“But why hike through the woods to a hospital?,” you may ask. I was on a concentrated mission- to find a decorative labyrinth located on an outdoor patio at the Kohler Pavilion. I felt it appropriate to expand my exploration of labyrinths from San Francisco to my current location and upon searching for labyrinths in the Portland area, I found that there was a labyrinth on the OHSU campus! It is in a beautiful location- set in stone tiles on the same level as the rain garden looking directly over Portland. It reminded me of an urban version of the Land’s End labyrinth in San Francisco…walking it almost tipped me over the edge into the city itself, just as walking the Land’s End labyrinth just about pitched me into the Pacific Ocean’s crashing waves. As I have spoken about before, walking labyrinths has become a meditative practice for me in times of uncertainty, an emotion I have had to embrace as close friend recently. I came to the labyrinth on the Fall Equinox to celebrate fall, celebrate the established goodness in my life and search for ways to find more goodness. As I walked its circuitous route back and forth, back and forth, searching for its entrance and exit just as I searched my mind and experiences for meaning, the overwhelming feeling that came up was yes, uncertainty. Uncertainty for the future and its inevitable dead ends, but also gratitude for all that has already been laid out in front of me. And gratitude for all of Portland that was laid out for me that very moment in the view of my beloved city below.

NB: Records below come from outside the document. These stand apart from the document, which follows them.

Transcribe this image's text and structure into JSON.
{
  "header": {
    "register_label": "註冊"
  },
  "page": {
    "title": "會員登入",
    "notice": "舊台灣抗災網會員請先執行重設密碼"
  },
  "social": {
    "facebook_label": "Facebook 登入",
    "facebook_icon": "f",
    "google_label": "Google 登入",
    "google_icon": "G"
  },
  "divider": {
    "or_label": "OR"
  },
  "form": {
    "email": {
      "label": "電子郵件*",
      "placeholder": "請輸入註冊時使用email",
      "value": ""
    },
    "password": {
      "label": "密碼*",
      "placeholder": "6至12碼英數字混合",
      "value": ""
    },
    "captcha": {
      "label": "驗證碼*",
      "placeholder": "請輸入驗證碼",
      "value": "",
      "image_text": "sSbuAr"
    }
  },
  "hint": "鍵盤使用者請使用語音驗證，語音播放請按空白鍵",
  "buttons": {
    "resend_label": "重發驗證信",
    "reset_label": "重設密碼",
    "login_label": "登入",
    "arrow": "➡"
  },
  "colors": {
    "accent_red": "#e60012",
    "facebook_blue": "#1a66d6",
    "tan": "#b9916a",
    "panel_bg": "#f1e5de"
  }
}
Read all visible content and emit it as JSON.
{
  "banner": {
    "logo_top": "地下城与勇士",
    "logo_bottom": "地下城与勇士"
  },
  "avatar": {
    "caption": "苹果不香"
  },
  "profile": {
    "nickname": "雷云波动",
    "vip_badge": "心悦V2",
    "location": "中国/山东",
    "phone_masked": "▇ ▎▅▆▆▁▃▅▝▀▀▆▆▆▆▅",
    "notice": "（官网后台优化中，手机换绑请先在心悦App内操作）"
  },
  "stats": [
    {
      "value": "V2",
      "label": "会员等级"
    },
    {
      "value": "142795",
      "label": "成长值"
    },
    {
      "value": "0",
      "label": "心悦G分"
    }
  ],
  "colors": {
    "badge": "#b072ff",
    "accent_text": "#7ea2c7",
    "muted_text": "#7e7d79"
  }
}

The society in which we live pressures us to live very busy lives- filled with work, hobbies, activities, family, as well as the constant search for an inner life. We barely have time to check our personal email or call a faraway let alone look outside our front doors. But as the days pass us by and slip away from present to past, I invite each of you to take at least one minute, maybe even 30 minutes, maybe even an hour out of your busy days and weeks to look outside your window and take notice of the beauty of the changing seasons in front of you. Maybe you’ll notice a leaf changing color or detaching from its branch to fall to the ground. Maybe you’ll see a squirrel collecting acorns for winter or a bird fluffing itself or growing extra feathers for the coming cold. Take a look around you, notice the constantly changing world, and celebrate!
so the question I ask you today is:
what signs of fall do you see in your neighborhood?